• [Dataset content]
# # #
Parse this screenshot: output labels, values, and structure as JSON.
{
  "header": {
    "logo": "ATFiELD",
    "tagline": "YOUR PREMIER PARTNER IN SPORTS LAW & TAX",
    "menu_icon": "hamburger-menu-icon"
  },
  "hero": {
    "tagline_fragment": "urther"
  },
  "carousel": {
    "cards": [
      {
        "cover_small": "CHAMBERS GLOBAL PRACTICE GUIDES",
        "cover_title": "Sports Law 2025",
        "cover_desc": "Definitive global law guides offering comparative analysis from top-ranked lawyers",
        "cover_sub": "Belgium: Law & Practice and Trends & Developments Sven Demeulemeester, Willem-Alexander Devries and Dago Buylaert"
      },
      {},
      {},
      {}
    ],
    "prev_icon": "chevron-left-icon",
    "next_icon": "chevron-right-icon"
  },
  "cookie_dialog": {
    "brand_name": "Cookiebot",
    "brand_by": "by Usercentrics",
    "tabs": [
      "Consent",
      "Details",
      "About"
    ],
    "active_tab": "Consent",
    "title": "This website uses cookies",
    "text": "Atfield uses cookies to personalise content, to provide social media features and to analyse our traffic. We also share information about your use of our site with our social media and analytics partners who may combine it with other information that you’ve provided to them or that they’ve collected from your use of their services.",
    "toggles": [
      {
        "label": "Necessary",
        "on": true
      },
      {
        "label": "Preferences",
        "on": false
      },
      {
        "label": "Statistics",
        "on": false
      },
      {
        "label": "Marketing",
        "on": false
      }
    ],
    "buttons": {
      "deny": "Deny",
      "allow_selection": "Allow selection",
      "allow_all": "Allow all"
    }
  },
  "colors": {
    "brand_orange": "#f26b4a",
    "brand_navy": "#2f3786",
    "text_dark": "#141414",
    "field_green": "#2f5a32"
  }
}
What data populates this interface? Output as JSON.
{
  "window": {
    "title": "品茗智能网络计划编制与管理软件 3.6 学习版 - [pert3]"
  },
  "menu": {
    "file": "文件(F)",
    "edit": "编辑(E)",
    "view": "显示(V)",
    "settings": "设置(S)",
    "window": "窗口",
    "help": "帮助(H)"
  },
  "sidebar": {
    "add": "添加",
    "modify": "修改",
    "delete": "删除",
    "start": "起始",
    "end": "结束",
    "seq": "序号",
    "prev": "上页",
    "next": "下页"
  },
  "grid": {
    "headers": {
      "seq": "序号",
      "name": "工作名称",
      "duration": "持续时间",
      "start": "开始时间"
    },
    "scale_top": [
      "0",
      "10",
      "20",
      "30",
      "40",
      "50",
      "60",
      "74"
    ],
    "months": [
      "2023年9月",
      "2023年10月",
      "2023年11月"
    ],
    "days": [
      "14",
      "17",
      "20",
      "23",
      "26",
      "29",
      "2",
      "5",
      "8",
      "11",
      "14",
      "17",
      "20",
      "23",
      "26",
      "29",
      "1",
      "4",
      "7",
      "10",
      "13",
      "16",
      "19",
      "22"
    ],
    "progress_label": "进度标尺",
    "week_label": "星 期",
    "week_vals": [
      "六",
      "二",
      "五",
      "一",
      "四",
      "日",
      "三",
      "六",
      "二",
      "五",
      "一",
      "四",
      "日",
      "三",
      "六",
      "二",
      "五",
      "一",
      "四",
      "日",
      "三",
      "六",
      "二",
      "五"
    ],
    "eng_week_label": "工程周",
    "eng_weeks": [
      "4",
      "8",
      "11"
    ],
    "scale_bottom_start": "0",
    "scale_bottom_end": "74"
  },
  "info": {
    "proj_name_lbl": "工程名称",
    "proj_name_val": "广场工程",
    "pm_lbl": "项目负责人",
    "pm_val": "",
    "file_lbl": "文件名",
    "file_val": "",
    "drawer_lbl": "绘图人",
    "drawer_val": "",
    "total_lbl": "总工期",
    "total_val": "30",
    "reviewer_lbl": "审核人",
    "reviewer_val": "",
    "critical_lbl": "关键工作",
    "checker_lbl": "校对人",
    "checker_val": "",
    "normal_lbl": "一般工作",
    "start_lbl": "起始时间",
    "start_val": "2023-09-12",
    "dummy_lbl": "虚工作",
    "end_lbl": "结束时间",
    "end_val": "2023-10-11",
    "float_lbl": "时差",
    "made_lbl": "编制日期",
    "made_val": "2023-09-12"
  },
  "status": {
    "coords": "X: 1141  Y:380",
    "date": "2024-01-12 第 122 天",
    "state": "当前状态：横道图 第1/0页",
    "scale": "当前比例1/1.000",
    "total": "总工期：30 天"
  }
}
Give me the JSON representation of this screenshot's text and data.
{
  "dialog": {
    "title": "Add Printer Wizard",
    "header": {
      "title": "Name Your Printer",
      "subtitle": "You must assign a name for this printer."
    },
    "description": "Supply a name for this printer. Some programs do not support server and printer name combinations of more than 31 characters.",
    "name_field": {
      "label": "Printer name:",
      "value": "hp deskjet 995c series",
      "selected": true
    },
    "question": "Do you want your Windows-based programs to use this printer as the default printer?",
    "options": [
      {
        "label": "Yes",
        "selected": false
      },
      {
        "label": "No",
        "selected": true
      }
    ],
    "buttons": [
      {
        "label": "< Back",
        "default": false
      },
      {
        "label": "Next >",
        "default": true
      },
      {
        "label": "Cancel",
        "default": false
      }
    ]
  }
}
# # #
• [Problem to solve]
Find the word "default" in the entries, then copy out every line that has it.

• [Problem solution]
    "question": "Do you want your Windows-based programs to use this printer as the default printer?",
        "default": false
        "default": true
        "default": false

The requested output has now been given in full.